John Huston Meets
Jean-Paul SartreSartre, perhaps the most omnivorous and omnipresent of the 20th century philosophers, is the subject of Roudinesco's second chapter, "Psychoanalysis on the Shadowy Banks of the Danube," which details Sartre's foray into film-making: his abortive collaboration with John Huston on a screenplay about Freud.
Roudinesco begins by situating Huston's choice of Sartre as screenwriter within the context of America's hygienisation, medicalisation and corruption of psychoanalysis. Apparently, the one oasis in America "where emigrants from old Europe sustained the 'high tradition' of Freudian analysis was Hollywood, which Roudinesco represents as a European-operated machine for 'criticising the ideals of the American way of life." Huston, although an American --- or 'American born,' as Roudinesco charitably puts it --- decided to make a movie about this Freud: the European, anti-American one.
Another way of looking at it would be to say that Huston, following the great American biopic tradition, wanted to make a movie about how Freud became Freud. But in either case Sartre, the pre-eminent and ultra-European philosopher of becoming, was an ideal choice. He completed a 95-page screen treatment in 1958. The protagonist of Sartre's script was Freud the young neurologist, who had reached a 'desperate impasse' in his treatment of Anna O and in his theory of the sexual etiology of hysterical neurosis. For the part of Anna O, incidentally, Sartre had his eye on Marilyn Monroe, who was discouraged from taking the role by Anna Freud and by Monroe's own psychoanalyst, Marianne Kris, whose father had been Freud's tarot partner.
The Huston-Sartre collaboration fell apart in 1959, when Sartre travelled to Huston's home in Ireland to work on the script. The two didn't work well together. 'There was no such thing as a conversation with him,' Huston later recalled. 'He talked incessantly, and there was no interrupting him. You'd wait for him to catch his breath, but he wouldn't.' Meanwhile Sartre, in his letters to Simone de Beauvoir, described Huston as 'perfectly vacant, literally incapable of speaking to those whom he has invited.' Evidently he didn't realise that Huston was waiting for him to catch his breath. The philosopher went on to compare Huston's inner landscape' to 'heaps of ruins, 'abandoned houses, plots of wasteland, swamps,' 'He is empty,' Sartre concluded, 'except in his moments of infantile vanity, when he dons a red tuxedo, or goes horse-back riding (not very well).' (Huston, of the infantile red tuxedo, was equally bemused by Sartre's wardrobe, its stark invariance: 'I never knew if he owned one grey suit or several identical grey suits.')

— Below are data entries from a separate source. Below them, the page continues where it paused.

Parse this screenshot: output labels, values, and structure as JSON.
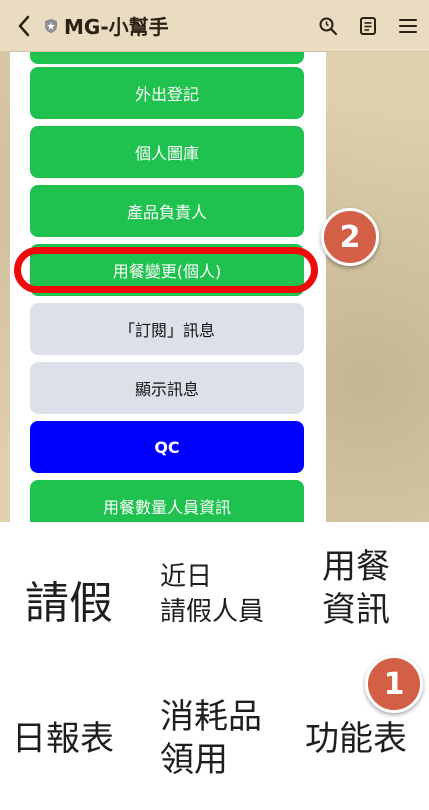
{
  "header": {
    "title": "MG-小幫手",
    "icons": [
      "back-chevron",
      "shield",
      "search",
      "notes",
      "menu"
    ]
  },
  "menu": {
    "items": [
      {
        "label": "外出登記",
        "color": "#1fc24e"
      },
      {
        "label": "個人圖庫",
        "color": "#1fc24e"
      },
      {
        "label": "產品負責人",
        "color": "#1fc24e"
      },
      {
        "label": "用餐變更(個人)",
        "color": "#1fc24e"
      },
      {
        "label": "「訂閱」訊息",
        "color": "#dde0e8"
      },
      {
        "label": "顯示訊息",
        "color": "#dde0e8"
      },
      {
        "label": "QC",
        "color": "#0000ff"
      },
      {
        "label": "用餐數量人員資訊",
        "color": "#1fc24e"
      }
    ]
  },
  "badges": {
    "step1": "1",
    "step2": "2"
  },
  "richmenu": {
    "leave": "請假",
    "recent_leave_1": "近日",
    "recent_leave_2": "請假人員",
    "meal_1": "用餐",
    "meal_2": "資訊",
    "daily_report": "日報表",
    "consumables_1": "消耗品",
    "consumables_2": "領用",
    "function_table": "功能表"
  },
  "colors": {
    "highlight": "#ef0b0b",
    "badge": "#d35f47",
    "header_bg": "#eadcc0"
  }
}
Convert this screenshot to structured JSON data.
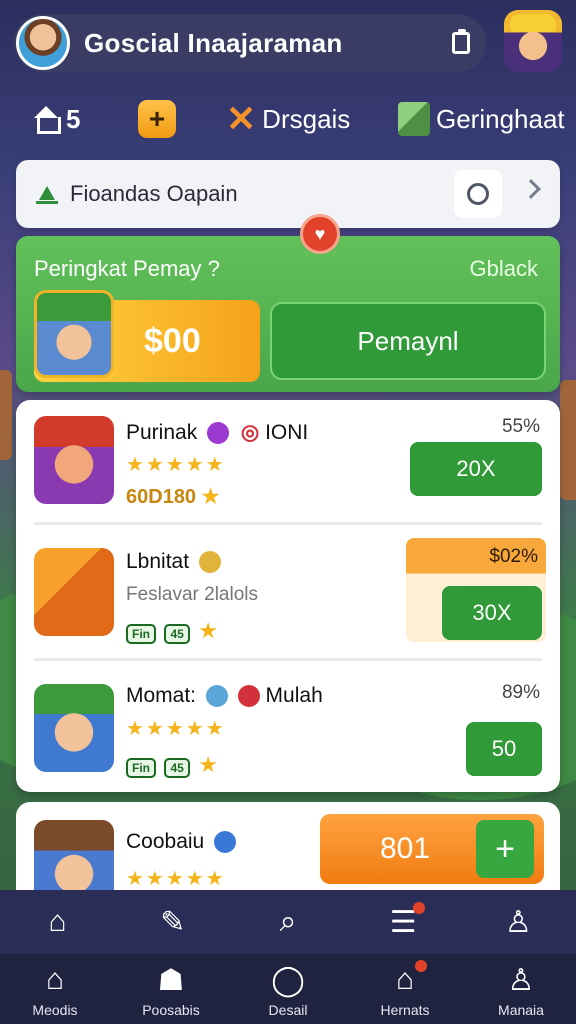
{
  "header": {
    "title": "Goscial Inaajaraman"
  },
  "stats": {
    "home_count": "5",
    "tools_label": "Drsgais",
    "cube_label": "Geringhaat"
  },
  "search": {
    "text": "Fioandas Oapain"
  },
  "promo": {
    "title": "Peringkat Pemay ?",
    "link": "Gblack",
    "price": "$00",
    "button": "Pemaynl"
  },
  "games": [
    {
      "name": "Purinak",
      "extra": "IONI",
      "score": "60D180",
      "percent": "55%",
      "button": "20X"
    },
    {
      "name": "Lbnitat",
      "sub": "Feslavar 2lalols",
      "offer": "$02%",
      "button": "30X",
      "chips": [
        "Fin",
        "45"
      ]
    },
    {
      "name": "Momat:",
      "extra": "Mulah",
      "percent": "89%",
      "button": "50",
      "chips": [
        "Fin",
        "45"
      ]
    },
    {
      "name": "Coobaiu",
      "price": "801",
      "plus": "+"
    }
  ],
  "nav_bottom": [
    "Meodis",
    "Poosabis",
    "Desail",
    "Hernats",
    "Manaia"
  ],
  "colors": {
    "accent_green": "#2f9a37",
    "accent_orange": "#f5a21a",
    "nav_bg": "#20233f"
  }
}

Who can fail to be entertained by this picture of Sartre criticising somebody for being a bad rider? Or by the anecdote about how he once had a toothache and refused to go to Dublin, as Huston suggested, to get it treated? Huston didn't know any local dentists, but Sartre found one, from whose surgery he emerged in a matter of minutes, having had his tooth extracted. Huston --- who, despite his scepticism about America, had evidently not totally renounced the 'hygienism' of his native country --- wondered at Sartre's casual attitude to his teeth, but concluded that 'a tooth more or less made no difference in Sartre's cosmos.' Here you see the entire charm of the existentialist way of life.--- From Elif Batuman's Review of
Philosophy in Turbulent Times
20 November 2008